In the quote in my post he or she said they would put their light 1 or 2 stops lower than the main. I've seen people measure lights several different ways, he could just be moving a slider on some monolights a calling it stops. If I set my lights by pointing my meter at camera, then set get my fill 2 stops less metering by pointing at the light source, when I do the final meter reading it doesn't change, if I got my fill 1 stop less it may give me 3 tenths more at the most. Now if I metered this fill light with the meter pointing towards camera then it would be 3 stops, 2 stops, (red stop blue stop) I don't know which way is right or if one is wrong, as long as the photographer is happy with the results.

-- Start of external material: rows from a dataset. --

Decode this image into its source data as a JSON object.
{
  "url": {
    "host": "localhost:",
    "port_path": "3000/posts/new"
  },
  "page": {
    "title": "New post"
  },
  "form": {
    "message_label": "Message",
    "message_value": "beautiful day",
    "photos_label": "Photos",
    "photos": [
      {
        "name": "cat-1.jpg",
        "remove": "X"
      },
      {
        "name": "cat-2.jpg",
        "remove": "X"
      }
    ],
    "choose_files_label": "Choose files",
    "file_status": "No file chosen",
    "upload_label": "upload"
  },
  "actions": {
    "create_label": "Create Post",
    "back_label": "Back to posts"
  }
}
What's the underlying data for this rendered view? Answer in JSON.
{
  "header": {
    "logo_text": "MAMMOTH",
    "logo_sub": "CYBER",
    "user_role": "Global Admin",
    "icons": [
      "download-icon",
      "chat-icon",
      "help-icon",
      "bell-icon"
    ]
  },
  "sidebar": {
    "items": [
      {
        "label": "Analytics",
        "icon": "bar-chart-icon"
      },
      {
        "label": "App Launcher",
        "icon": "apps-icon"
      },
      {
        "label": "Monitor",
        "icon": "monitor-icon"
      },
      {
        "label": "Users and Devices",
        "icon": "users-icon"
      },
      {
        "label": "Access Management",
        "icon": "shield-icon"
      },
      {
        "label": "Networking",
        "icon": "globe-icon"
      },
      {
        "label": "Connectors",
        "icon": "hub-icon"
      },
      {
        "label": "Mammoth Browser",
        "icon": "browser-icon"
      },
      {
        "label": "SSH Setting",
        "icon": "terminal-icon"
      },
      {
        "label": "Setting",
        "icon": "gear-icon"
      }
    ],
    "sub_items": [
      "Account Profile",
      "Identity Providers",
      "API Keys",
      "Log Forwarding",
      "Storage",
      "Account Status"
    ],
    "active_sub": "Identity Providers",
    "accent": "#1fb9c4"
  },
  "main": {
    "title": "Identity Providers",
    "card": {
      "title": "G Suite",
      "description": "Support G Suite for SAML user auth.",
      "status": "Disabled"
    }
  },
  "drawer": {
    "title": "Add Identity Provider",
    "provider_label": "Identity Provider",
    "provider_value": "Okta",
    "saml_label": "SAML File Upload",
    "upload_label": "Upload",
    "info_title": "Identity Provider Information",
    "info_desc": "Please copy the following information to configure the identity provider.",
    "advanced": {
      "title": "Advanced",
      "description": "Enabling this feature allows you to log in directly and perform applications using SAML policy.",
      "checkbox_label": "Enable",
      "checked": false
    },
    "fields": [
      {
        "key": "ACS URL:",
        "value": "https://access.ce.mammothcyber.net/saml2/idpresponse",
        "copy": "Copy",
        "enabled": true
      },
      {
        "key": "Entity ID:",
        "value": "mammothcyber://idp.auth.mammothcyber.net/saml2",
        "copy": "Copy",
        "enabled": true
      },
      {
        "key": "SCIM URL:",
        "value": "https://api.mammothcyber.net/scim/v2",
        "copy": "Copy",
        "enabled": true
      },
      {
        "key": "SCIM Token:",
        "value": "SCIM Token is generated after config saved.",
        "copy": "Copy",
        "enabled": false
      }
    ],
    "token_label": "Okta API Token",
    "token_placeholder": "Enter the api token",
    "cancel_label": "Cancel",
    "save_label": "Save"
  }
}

This is all just general crap say main light camera left fill approx 30 to 45 degree from subject area.
All that said I still have lots to learn and forget.